(Entries from a dataset of interfaces)
--

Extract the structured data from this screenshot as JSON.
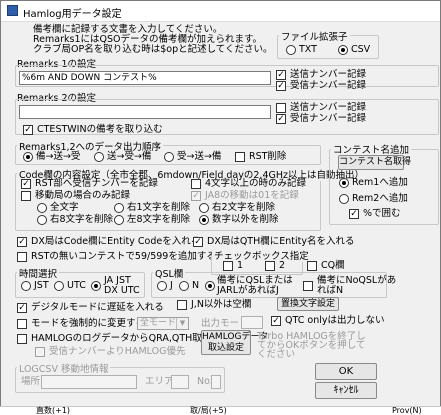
{
  "title": "Hamlog用データ設定",
  "intro": [
    "備考欄に記録する文書を入力してください。",
    "Remarks1にはQSOデータの備考欄が加えられます。",
    "クラブ局OP名を取り込む時は$opと記述してください。"
  ],
  "file_ext": {
    "label": "ファイル拡張子",
    "txt": "TXT",
    "csv": "CSV"
  },
  "remarks1": {
    "label": "Remarks 1の設定",
    "value": "%6m AND DOWN コンテスト%",
    "send": "送信ナンバー記録",
    "recv": "受信ナンバー記録"
  },
  "remarks2": {
    "label": "Remarks 2の設定",
    "value": "",
    "send": "送信ナンバー記録",
    "recv": "受信ナンバー記録",
    "ctestwin": "CTESTWINの備考を取り込む"
  },
  "order": {
    "label": "Remarks1,2へのデータ出力順序",
    "opt1": "備→送→受",
    "opt2": "送→受→備",
    "opt3": "受→送→備",
    "rst": "RST削除"
  },
  "code": {
    "label": "Code欄の内容設定（全市全郡、6mdown/Field dayの2.4GHz以上は自動抽出）",
    "rst": "RST部へ受信ナンバーを記録",
    "four": "4文字以上の時のみ記録",
    "move": "移動局の場合のみ記録",
    "ja8": "JA8の移動は01を記録",
    "all": "全文字",
    "right1": "右1文字を削除",
    "right2": "右2文字を削除",
    "right8": "右8文字を削除",
    "left8": "左8文字を削除",
    "numonly": "数字以外を削除"
  },
  "contest_name": {
    "label": "コンテスト名追加",
    "button": "コンテスト名取得",
    "rem1": "Rem1へ追加",
    "rem2": "Rem2へ追加",
    "pct": "%で囲む"
  },
  "dx_code": "DX局はCode欄にEntity Codeを入れる",
  "dx_qth": "DX局はQTH欄にEntity名を入れる",
  "rst_note": "RSTの無いコンテストで59/599を追加する",
  "checkbox": {
    "label": "チェックボックス指定",
    "one": "1",
    "two": "2",
    "cq": "CQ欄"
  },
  "time": {
    "label": "時間選択",
    "jst": "JST",
    "utc": "UTC",
    "jajst": "JA JST",
    "dxutc": "DX UTC"
  },
  "qsl": {
    "label": "QSL欄",
    "j": "J",
    "n": "N",
    "opt1a": "備考にQSLまたは",
    "opt1b": "JARLがあればJ",
    "opt2a": "備考にNoQSLがあ",
    "opt2b": "ればN",
    "jn": "J,N以外は空欄",
    "replace": "置換文字設定"
  },
  "digital": "デジタルモードに遅延を入れる",
  "force_mode": "モードを強制的に変更する",
  "mode_select": "全モード",
  "power_label": "出力モード",
  "qtc": "QTC onlyは出力しない",
  "hamlog_qrz": "HAMLOGのログデータからQRA,QTH取込む",
  "recv_hamlog": "受信ナンバーよりHAMLOG優先",
  "hamlog_btn": [
    "HAMLOGデータ",
    "取込設定"
  ],
  "turbo": [
    "Turbo HAMLOGを終了し",
    "てからOKボタンを押して",
    "ください"
  ],
  "logcsv": {
    "label": "LOGCSV 移動地情報",
    "place": "場所",
    "area": "エリア",
    "no": "No."
  },
  "ok": "OK",
  "cancel": "ｷｬﾝｾﾙ",
  "bottom": {
    "left": "直数(+1)",
    "mid": "取/局(+5)",
    "right": "Prov(N)"
  }
}
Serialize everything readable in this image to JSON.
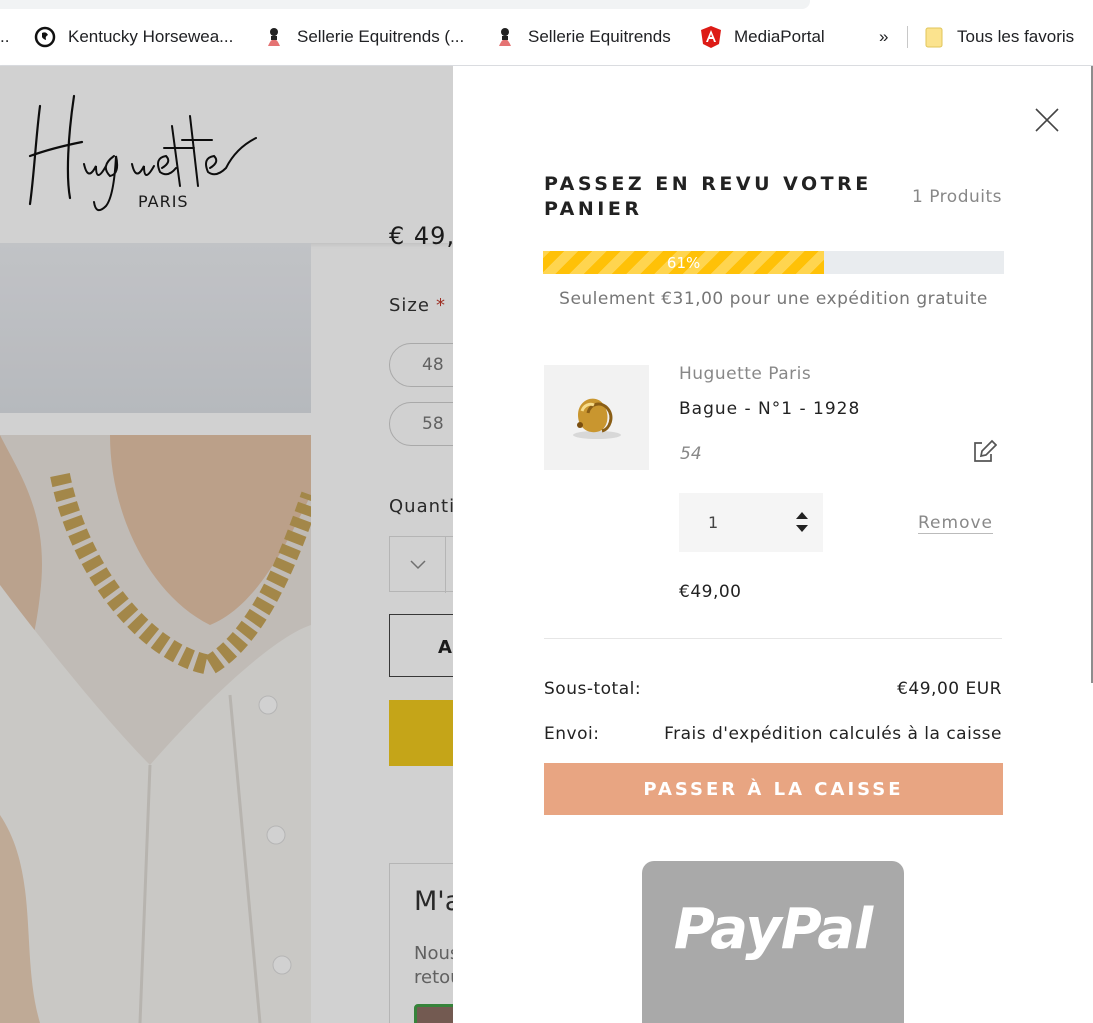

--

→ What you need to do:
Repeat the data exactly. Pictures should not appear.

→ Response area:
Extract the structured data from this screenshot as JSON.
{
  "title": "Hamlog用データ設定",
  "intro": [
    "備考欄に記録する文書を入力してください。",
    "Remarks1にはQSOデータの備考欄が加えられます。",
    "クラブ局OP名を取り込む時は$opと記述してください。"
  ],
  "file_ext": {
    "label": "ファイル拡張子",
    "txt": "TXT",
    "csv": "CSV"
  },
  "remarks1": {
    "label": "Remarks 1の設定",
    "value": "%6m AND DOWN コンテスト%",
    "send": "送信ナンバー記録",
    "recv": "受信ナンバー記録"
  },
  "remarks2": {
    "label": "Remarks 2の設定",
    "value": "",
    "send": "送信ナンバー記録",
    "recv": "受信ナンバー記録",
    "ctestwin": "CTESTWINの備考を取り込む"
  },
  "order": {
    "label": "Remarks1,2へのデータ出力順序",
    "opt1": "備→送→受",
    "opt2": "送→受→備",
    "opt3": "受→送→備",
    "rst": "RST削除"
  },
  "code": {
    "label": "Code欄の内容設定（全市全郡、6mdown/Field dayの2.4GHz以上は自動抽出）",
    "rst": "RST部へ受信ナンバーを記録",
    "four": "4文字以上の時のみ記録",
    "move": "移動局の場合のみ記録",
    "ja8": "JA8の移動は01を記録",
    "all": "全文字",
    "right1": "右1文字を削除",
    "right2": "右2文字を削除",
    "right8": "右8文字を削除",
    "left8": "左8文字を削除",
    "numonly": "数字以外を削除"
  },
  "contest_name": {
    "label": "コンテスト名追加",
    "button": "コンテスト名取得",
    "rem1": "Rem1へ追加",
    "rem2": "Rem2へ追加",
    "pct": "%で囲む"
  },
  "dx_code": "DX局はCode欄にEntity Codeを入れる",
  "dx_qth": "DX局はQTH欄にEntity名を入れる",
  "rst_note": "RSTの無いコンテストで59/599を追加する",
  "checkbox": {
    "label": "チェックボックス指定",
    "one": "1",
    "two": "2",
    "cq": "CQ欄"
  },
  "time": {
    "label": "時間選択",
    "jst": "JST",
    "utc": "UTC",
    "jajst": "JA JST",
    "dxutc": "DX UTC"
  },
  "qsl": {
    "label": "QSL欄",
    "j": "J",
    "n": "N",
    "opt1a": "備考にQSLまたは",
    "opt1b": "JARLがあればJ",
    "opt2a": "備考にNoQSLがあ",
    "opt2b": "ればN",
    "jn": "J,N以外は空欄",
    "replace": "置換文字設定"
  },
  "digital": "デジタルモードに遅延を入れる",
  "force_mode": "モードを強制的に変更する",
  "mode_select": "全モード",
  "power_label": "出力モード",
  "qtc": "QTC onlyは出力しない",
  "hamlog_qrz": "HAMLOGのログデータからQRA,QTH取込む",
  "recv_hamlog": "受信ナンバーよりHAMLOG優先",
  "hamlog_btn": [
    "HAMLOGデータ",
    "取込設定"
  ],
  "turbo": [
    "Turbo HAMLOGを終了し",
    "てからOKボタンを押して",
    "ください"
  ],
  "logcsv": {
    "label": "LOGCSV 移動地情報",
    "place": "場所",
    "area": "エリア",
    "no": "No."
  },
  "ok": "OK",
  "cancel": "ｷｬﾝｾﾙ",
  "bottom": {
    "left": "直数(+1)",
    "mid": "取/局(+5)",
    "right": "Prov(N)"
  }
}
Serialize everything readable in this image to JSON.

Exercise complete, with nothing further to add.